Looking at several bug-out plans that friends have made, I noticed that most of them would not make it. Those who would not make it came up short on one specific issue: The ability to make it to their temporary bug-out-locations on the route to their permanent site. They expected to make it 10 miles a day, on average, from one spot to the next, in full gear, with no practice.
Going back and looking at my bug-out plan, I noticed that the shortest distance I was expecting to cover in one day was eight miles, while the longest was 14. This is not the farthest I have walked in a day, but it is farther than I have walked with a 30 pound bag and rifle in a long time. So, this past weekend, I decided to go for a bit of a hike and see how it all played out. It wasn’t as bad as I expected, but not as good as I had hoped. I would be able to make it to the eight mile mark, but 14 would not happen fast enough, given daylight hours being a concern.
When you pull out the map and start finding locations to travel to, take note of the terrain. Some of the paths chosen by my friends would have them climbing 400 feet in 12 miles and they hoped to do this in one day. Once you have picked out your paths from location to location, give the hike a try. Put on your pack, grab your rifle (if you can where you live), and start walking.
There are additional considerations to be made when talking about going from one location to the next.
- You will have to tear down your camp before you can move.
- You will have to set up a new camp when you arrive at your location
- You must be able to have enough time left to survey your location for threats before you occupy it. If the location is unsafe, you will need to have a secondary location close enough that you can make that hike before it gets too late.
- You will also need to provide enough time for things to go wrong, like illness and injury. If your path takes you through places you simply cannot set up camp, you must be able to fix any issues and still have enough time to get to a better location.
After seeing how far I could make it from camp to camp, I revised my plan. Some paths provided no spot to camp out in between bug-out-locations and this had to be fixed. If anything goes wrong, you must be able to take up camp just about anywhere so you can fix the issues and move again tomorrow.
If I were to get out of bed, grab my gear and go, I could make it the 14 miles. In a survival situation, this will not be the case. You have to be able to make the hike after having hiked all day yesterday, gotten poor sleep, twisted your ankle, and not eaten as much as you are accustomed to.
If you have not gone for a hike down your chosen paths to get from one location to the next, you are cutting yourself short and putting yourself at risk. Get out there and make a camping weekend a hiking weekend.
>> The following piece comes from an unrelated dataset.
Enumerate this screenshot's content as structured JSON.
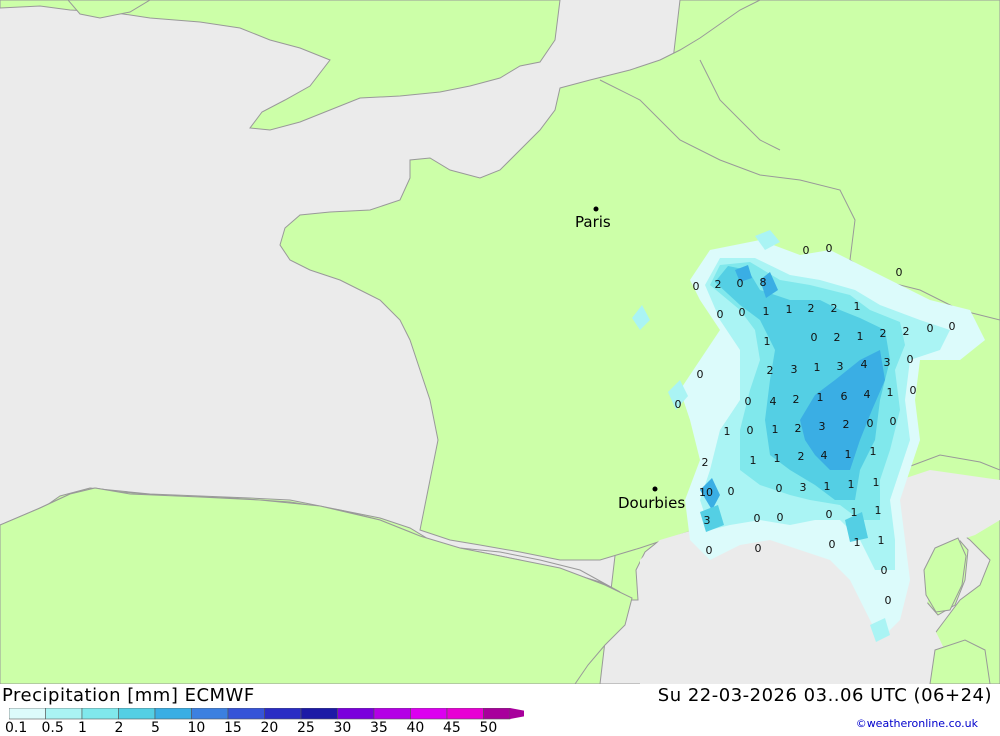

If you ever have to bug-out, your feet, back, and shoulders will thank you.
Disclaimer: The content in this article is the opinion of the writer and does not necessarily reflect the policies or opinions of US Patriot Tactical.